[Excerpted data — start]
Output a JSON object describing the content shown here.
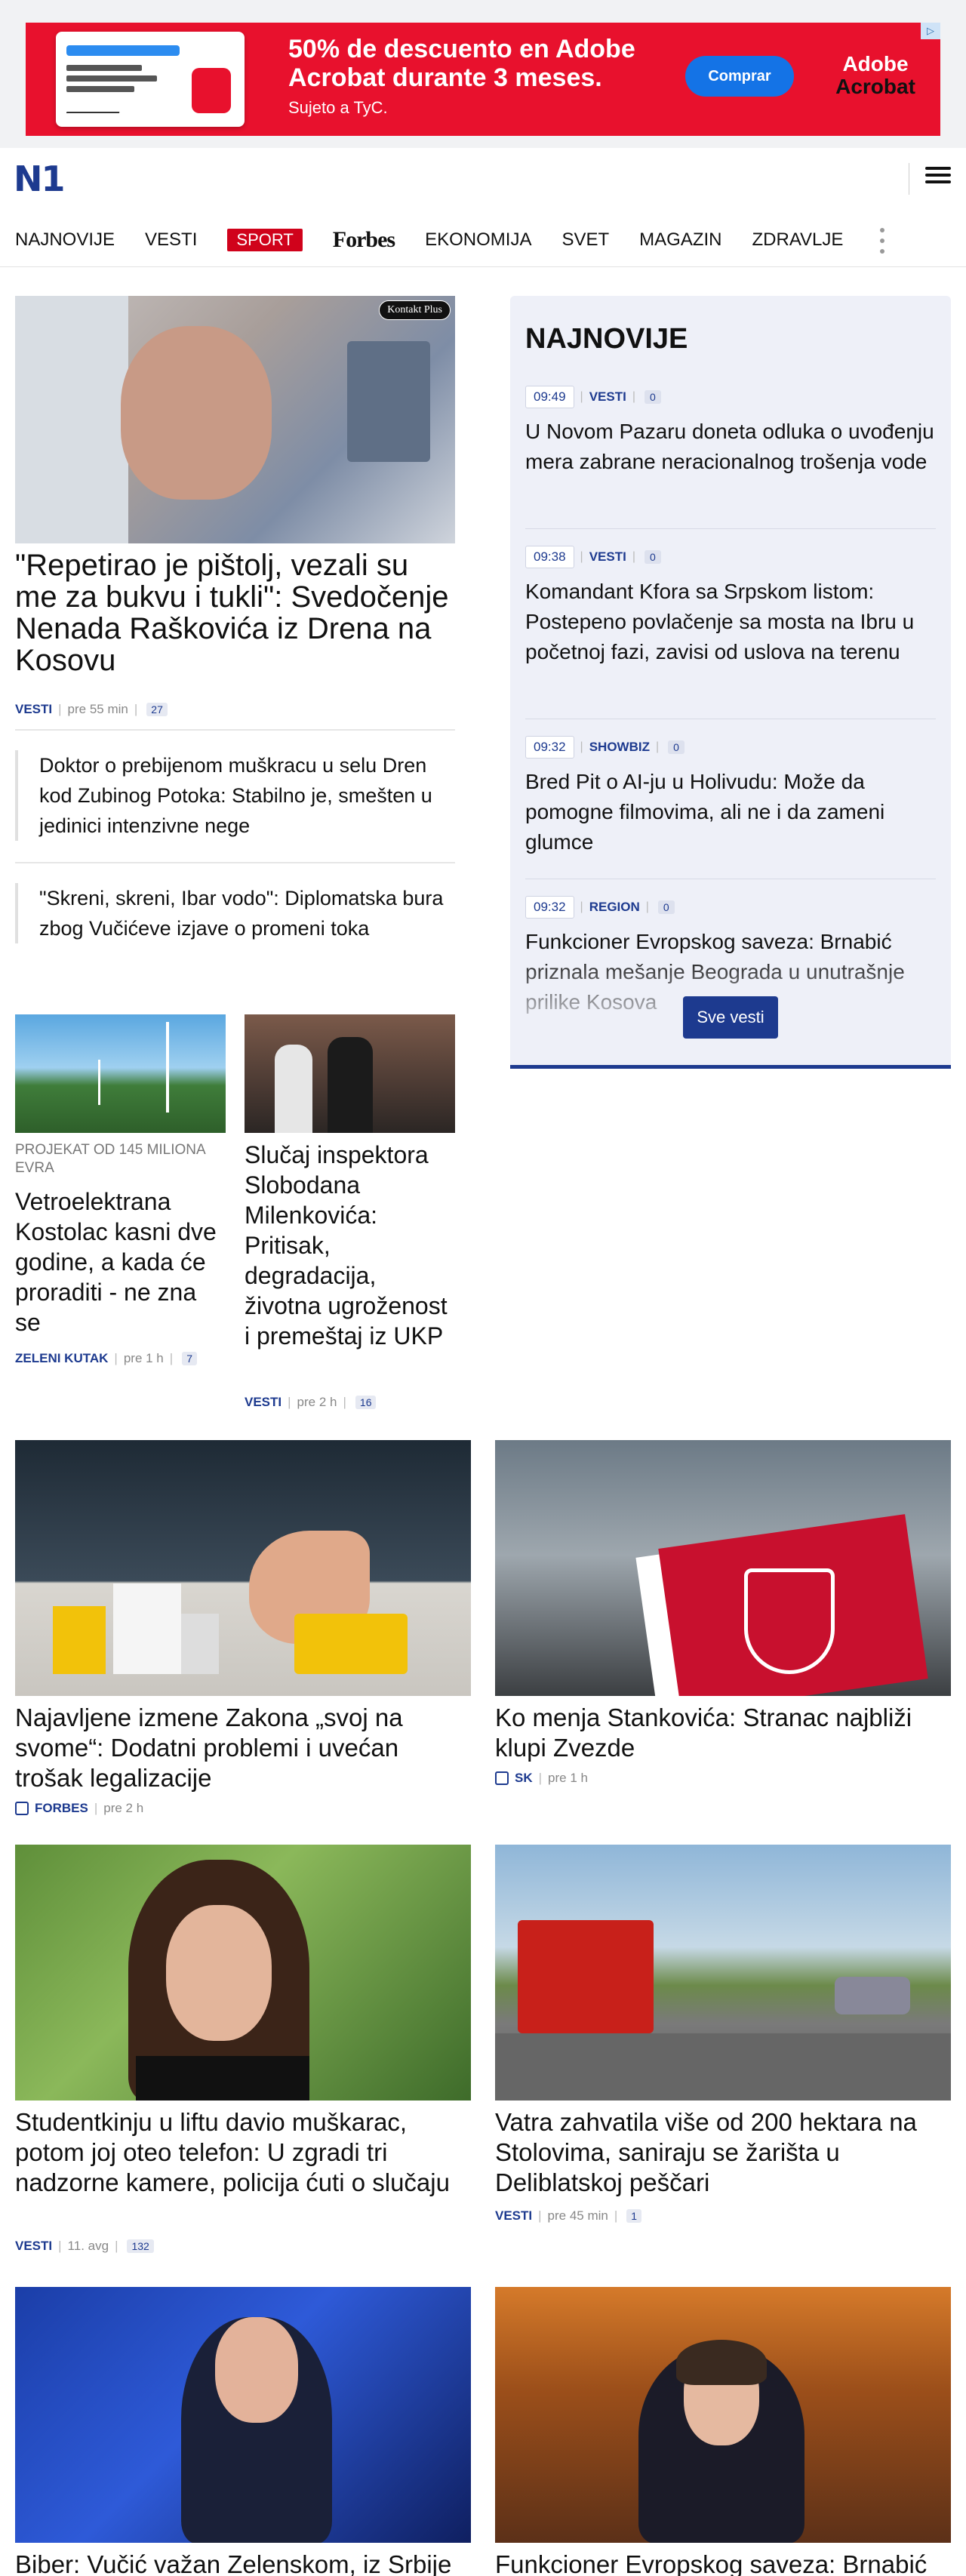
{
  "ad": {
    "headline": "50% de descuento en Adobe Acrobat durante 3 meses.",
    "subline": "Sujeto a TyC.",
    "cta": "Comprar",
    "brand_line1": "Adobe",
    "brand_line2": "Acrobat",
    "corner": "▷",
    "brand_color": "#e8112d"
  },
  "header": {
    "logo": "N1",
    "menu_icon": "hamburger-icon",
    "brand_color": "#1d3a8f"
  },
  "nav": {
    "items": [
      "NAJNOVIJE",
      "VESTI",
      "SPORT",
      "Forbes",
      "EKONOMIJA",
      "SVET",
      "MAGAZIN",
      "ZDRAVLJE"
    ],
    "more_icon": "vertical-dots-icon"
  },
  "lead": {
    "image_badge": "Kontakt Plus",
    "title": "\"Repetirao je pištolj, vezali su me za bukvu i tukli\": Svedočenje Nenada Raškovića iz Drena na Kosovu",
    "category": "VESTI",
    "time": "pre 55 min",
    "comments": "27"
  },
  "related": [
    {
      "title": "Doktor o prebijenom muškracu u selu Dren kod Zubinog Potoka: Stabilno je, smešten u jedinici intenzivne nege"
    },
    {
      "title": "\"Skreni, skreni, Ibar vodo\": Diplomatska bura zbog Vučićeve izjave o promeni toka"
    }
  ],
  "small_cards": [
    {
      "kicker": "PROJEKAT OD 145 MILIONA EVRA",
      "title": "Vetroelektrana Kostolac kasni dve godine, a kada će proraditi - ne zna se",
      "category": "ZELENI KUTAK",
      "time": "pre 1 h",
      "comments": "7"
    },
    {
      "title": "Slučaj inspektora Slobodana Milenkovića: Pritisak, degradacija, životna ugroženost i premeštaj iz UKP",
      "category": "VESTI",
      "time": "pre 2 h",
      "comments": "16"
    }
  ],
  "latest": {
    "heading": "NAJNOVIJE",
    "items": [
      {
        "time": "09:49",
        "category": "VESTI",
        "comments": "0",
        "title": "U Novom Pazaru doneta odluka o uvođenju mera zabrane neracionalnog trošenja vode"
      },
      {
        "time": "09:38",
        "category": "VESTI",
        "comments": "0",
        "title": "Komandant Kfora sa Srpskom listom: Postepeno povlačenje sa mosta na Ibru u početnoj fazi, zavisi od uslova na terenu"
      },
      {
        "time": "09:32",
        "category": "SHOWBIZ",
        "comments": "0",
        "title": "Bred Pit o AI-ju u Holivudu: Može da pomogne filmovima, ali ne i da zameni glumce"
      },
      {
        "time": "09:32",
        "category": "REGION",
        "comments": "0",
        "title": "Funkcioner Evropskog saveza: Brnabić priznala mešanje Beograda u unutrašnje prilike Kosova"
      }
    ],
    "see_all": "Sve vesti"
  },
  "grid": [
    {
      "title": "Najavljene izmene Zakona „svoj na svome“: Dodatni problemi i uvećan trošak legalizacije",
      "category": "FORBES",
      "time": "pre 2 h",
      "external": true
    },
    {
      "title": "Ko menja Stankovića: Stranac najbliži klupi Zvezde",
      "category": "SK",
      "time": "pre 1 h",
      "external": true
    },
    {
      "title": "Studentkinju u liftu davio muškarac, potom joj oteo telefon: U zgradi tri nadzorne kamere, policija ćuti o slučaju",
      "category": "VESTI",
      "time": "11. avg",
      "comments": "132"
    },
    {
      "title": "Vatra zahvatila više od 200 hektara na Stolovima, saniraju se žarišta u Deliblatskoj peščari",
      "category": "VESTI",
      "time": "pre 45 min",
      "comments": "1"
    },
    {
      "title": "Biber: Vučić važan Zelenskom, iz Srbije"
    },
    {
      "title": "Funkcioner Evropskog saveza: Brnabić"
    }
  ]
}
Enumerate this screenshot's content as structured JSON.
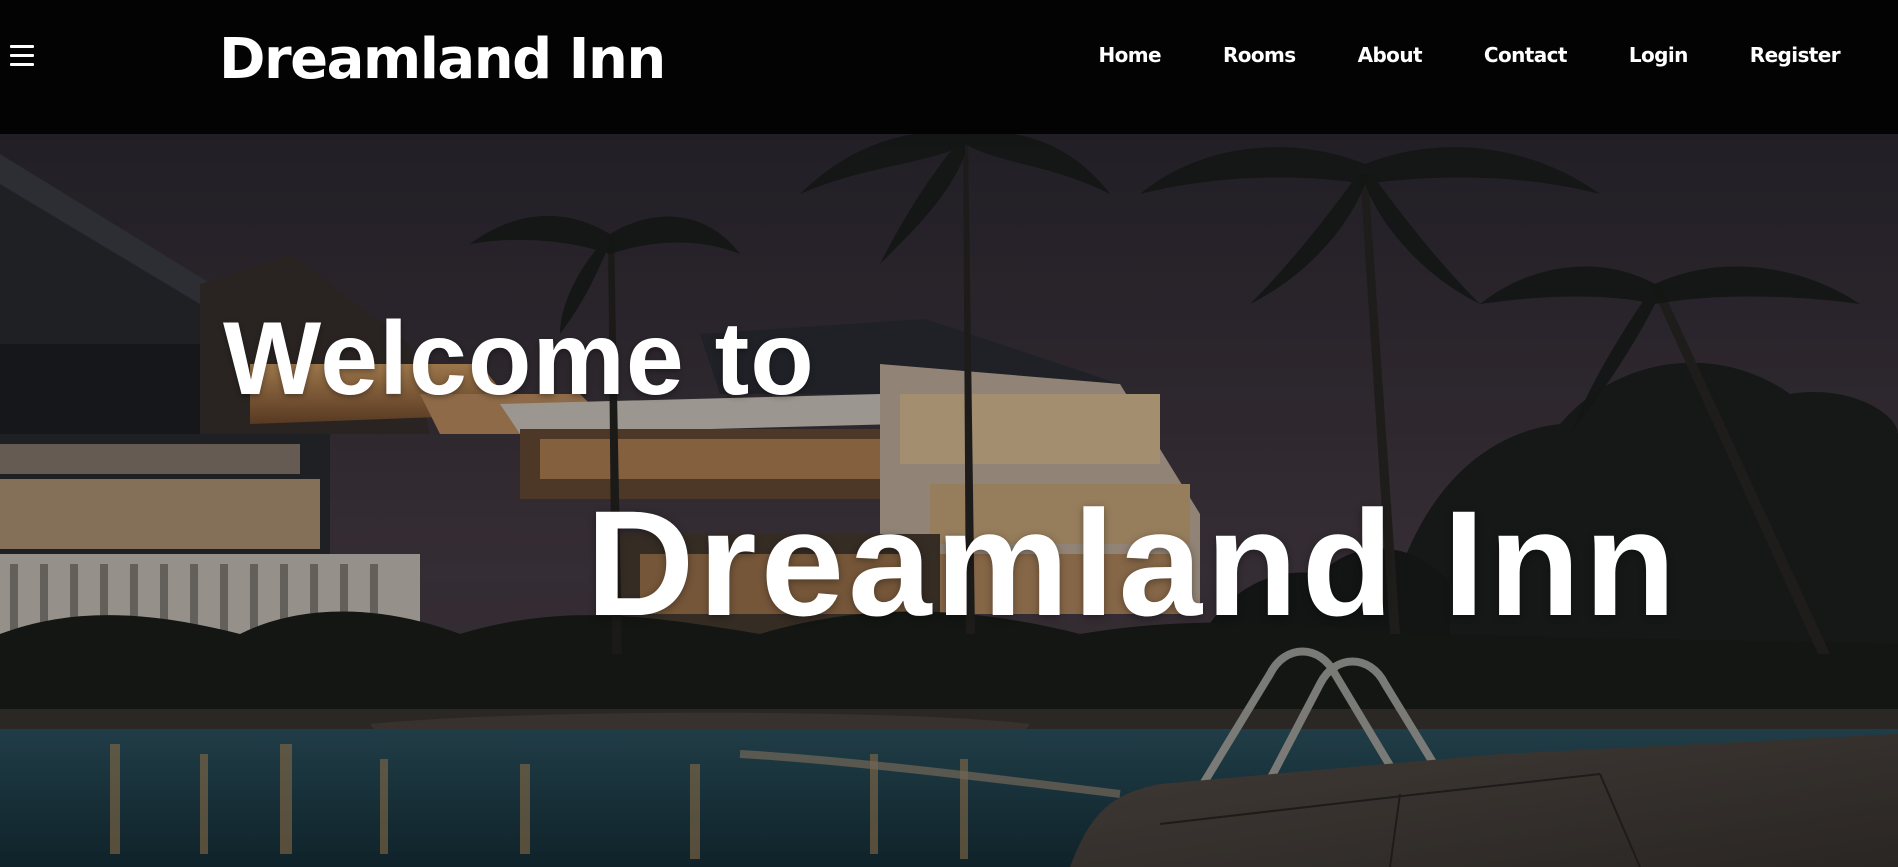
{
  "header": {
    "brand": "Dreamland Inn",
    "menu_icon": "hamburger-menu-icon",
    "nav": [
      {
        "label": "Home"
      },
      {
        "label": "Rooms"
      },
      {
        "label": "About"
      },
      {
        "label": "Contact"
      },
      {
        "label": "Login"
      },
      {
        "label": "Register"
      }
    ]
  },
  "hero": {
    "line1": "Welcome to",
    "line2": "Dreamland Inn",
    "image": "resort-at-night-with-pool-and-palm-trees"
  },
  "colors": {
    "header_bg": "#030303",
    "text": "#ffffff",
    "sky": "#3d3540",
    "pool": "#5fa2b4"
  }
}
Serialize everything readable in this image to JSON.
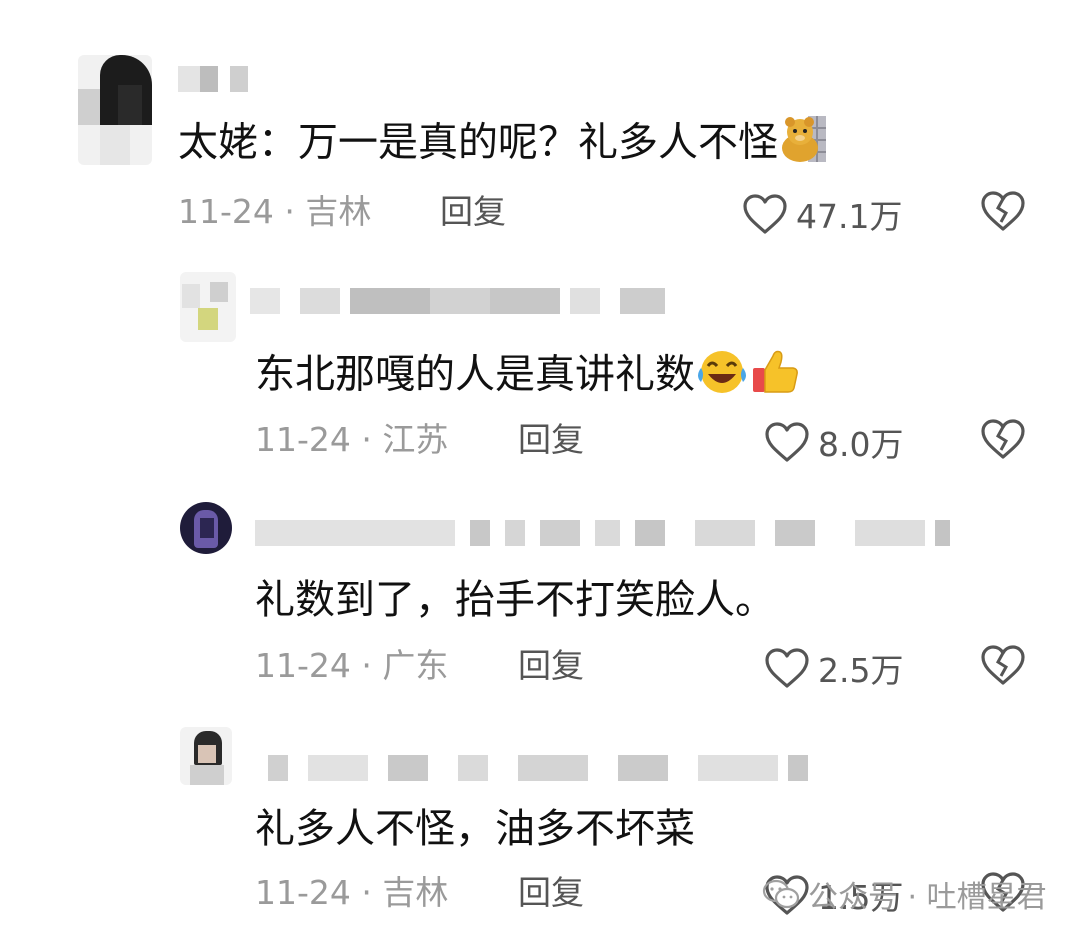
{
  "comments": [
    {
      "text": "太姥：万一是真的呢？礼多人不怪",
      "date_location": "11-24 · 吉林",
      "reply_label": "回复",
      "likes": "47.1万",
      "emoji": "bear-emoji"
    },
    {
      "text": "东北那嘎的人是真讲礼数",
      "date_location": "11-24 · 江苏",
      "reply_label": "回复",
      "likes": "8.0万",
      "emoji": "laughing-crying-and-thumbs-up-emoji"
    },
    {
      "text": "礼数到了，抬手不打笑脸人。",
      "date_location": "11-24 · 广东",
      "reply_label": "回复",
      "likes": "2.5万"
    },
    {
      "text": "礼多人不怪，油多不坏菜",
      "date_location": "11-24 · 吉林",
      "reply_label": "回复",
      "likes": "1.5万"
    }
  ],
  "watermark": {
    "text": "公众号 · 吐槽星君",
    "icon": "wechat-icon"
  },
  "colors": {
    "text": "#111111",
    "meta": "#9a9a9a",
    "icon": "#555555"
  }
}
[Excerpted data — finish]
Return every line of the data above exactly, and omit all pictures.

Answer for the task
Output a JSON object describing the content shown here.
{
  "ad": {
    "headline": "50% de descuento en Adobe Acrobat durante 3 meses.",
    "subline": "Sujeto a TyC.",
    "cta": "Comprar",
    "brand_line1": "Adobe",
    "brand_line2": "Acrobat",
    "corner": "▷",
    "brand_color": "#e8112d"
  },
  "header": {
    "logo": "N1",
    "menu_icon": "hamburger-icon",
    "brand_color": "#1d3a8f"
  },
  "nav": {
    "items": [
      "NAJNOVIJE",
      "VESTI",
      "SPORT",
      "Forbes",
      "EKONOMIJA",
      "SVET",
      "MAGAZIN",
      "ZDRAVLJE"
    ],
    "more_icon": "vertical-dots-icon"
  },
  "lead": {
    "image_badge": "Kontakt Plus",
    "title": "\"Repetirao je pištolj, vezali su me za bukvu i tukli\": Svedočenje Nenada Raškovića iz Drena na Kosovu",
    "category": "VESTI",
    "time": "pre 55 min",
    "comments": "27"
  },
  "related": [
    {
      "title": "Doktor o prebijenom muškracu u selu Dren kod Zubinog Potoka: Stabilno je, smešten u jedinici intenzivne nege"
    },
    {
      "title": "\"Skreni, skreni, Ibar vodo\": Diplomatska bura zbog Vučićeve izjave o promeni toka"
    }
  ],
  "small_cards": [
    {
      "kicker": "PROJEKAT OD 145 MILIONA EVRA",
      "title": "Vetroelektrana Kostolac kasni dve godine, a kada će proraditi - ne zna se",
      "category": "ZELENI KUTAK",
      "time": "pre 1 h",
      "comments": "7"
    },
    {
      "title": "Slučaj inspektora Slobodana Milenkovića: Pritisak, degradacija, životna ugroženost i premeštaj iz UKP",
      "category": "VESTI",
      "time": "pre 2 h",
      "comments": "16"
    }
  ],
  "latest": {
    "heading": "NAJNOVIJE",
    "items": [
      {
        "time": "09:49",
        "category": "VESTI",
        "comments": "0",
        "title": "U Novom Pazaru doneta odluka o uvođenju mera zabrane neracionalnog trošenja vode"
      },
      {
        "time": "09:38",
        "category": "VESTI",
        "comments": "0",
        "title": "Komandant Kfora sa Srpskom listom: Postepeno povlačenje sa mosta na Ibru u početnoj fazi, zavisi od uslova na terenu"
      },
      {
        "time": "09:32",
        "category": "SHOWBIZ",
        "comments": "0",
        "title": "Bred Pit o AI-ju u Holivudu: Može da pomogne filmovima, ali ne i da zameni glumce"
      },
      {
        "time": "09:32",
        "category": "REGION",
        "comments": "0",
        "title": "Funkcioner Evropskog saveza: Brnabić priznala mešanje Beograda u unutrašnje prilike Kosova"
      }
    ],
    "see_all": "Sve vesti"
  },
  "grid": [
    {
      "title": "Najavljene izmene Zakona „svoj na svome“: Dodatni problemi i uvećan trošak legalizacije",
      "category": "FORBES",
      "time": "pre 2 h",
      "external": true
    },
    {
      "title": "Ko menja Stankovića: Stranac najbliži klupi Zvezde",
      "category": "SK",
      "time": "pre 1 h",
      "external": true
    },
    {
      "title": "Studentkinju u liftu davio muškarac, potom joj oteo telefon: U zgradi tri nadzorne kamere, policija ćuti o slučaju",
      "category": "VESTI",
      "time": "11. avg",
      "comments": "132"
    },
    {
      "title": "Vatra zahvatila više od 200 hektara na Stolovima, saniraju se žarišta u Deliblatskoj peščari",
      "category": "VESTI",
      "time": "pre 45 min",
      "comments": "1"
    },
    {
      "title": "Biber: Vučić važan Zelenskom, iz Srbije"
    },
    {
      "title": "Funkcioner Evropskog saveza: Brnabić"
    }
  ]
}
Enumerate this screenshot's content as structured JSON.
{
  "header": {
    "brand": "Dreamland Inn",
    "menu_icon": "hamburger-menu-icon",
    "nav": [
      {
        "label": "Home"
      },
      {
        "label": "Rooms"
      },
      {
        "label": "About"
      },
      {
        "label": "Contact"
      },
      {
        "label": "Login"
      },
      {
        "label": "Register"
      }
    ]
  },
  "hero": {
    "line1": "Welcome to",
    "line2": "Dreamland Inn",
    "image": "resort-at-night-with-pool-and-palm-trees"
  },
  "colors": {
    "header_bg": "#030303",
    "text": "#ffffff",
    "sky": "#3d3540",
    "pool": "#5fa2b4"
  }
}
Serialize everything readable in this image to JSON.
{
  "comments": [
    {
      "text": "太姥：万一是真的呢？礼多人不怪",
      "date_location": "11-24 · 吉林",
      "reply_label": "回复",
      "likes": "47.1万",
      "emoji": "bear-emoji"
    },
    {
      "text": "东北那嘎的人是真讲礼数",
      "date_location": "11-24 · 江苏",
      "reply_label": "回复",
      "likes": "8.0万",
      "emoji": "laughing-crying-and-thumbs-up-emoji"
    },
    {
      "text": "礼数到了，抬手不打笑脸人。",
      "date_location": "11-24 · 广东",
      "reply_label": "回复",
      "likes": "2.5万"
    },
    {
      "text": "礼多人不怪，油多不坏菜",
      "date_location": "11-24 · 吉林",
      "reply_label": "回复",
      "likes": "1.5万"
    }
  ],
  "watermark": {
    "text": "公众号 · 吐槽星君",
    "icon": "wechat-icon"
  },
  "colors": {
    "text": "#111111",
    "meta": "#9a9a9a",
    "icon": "#555555"
  }
}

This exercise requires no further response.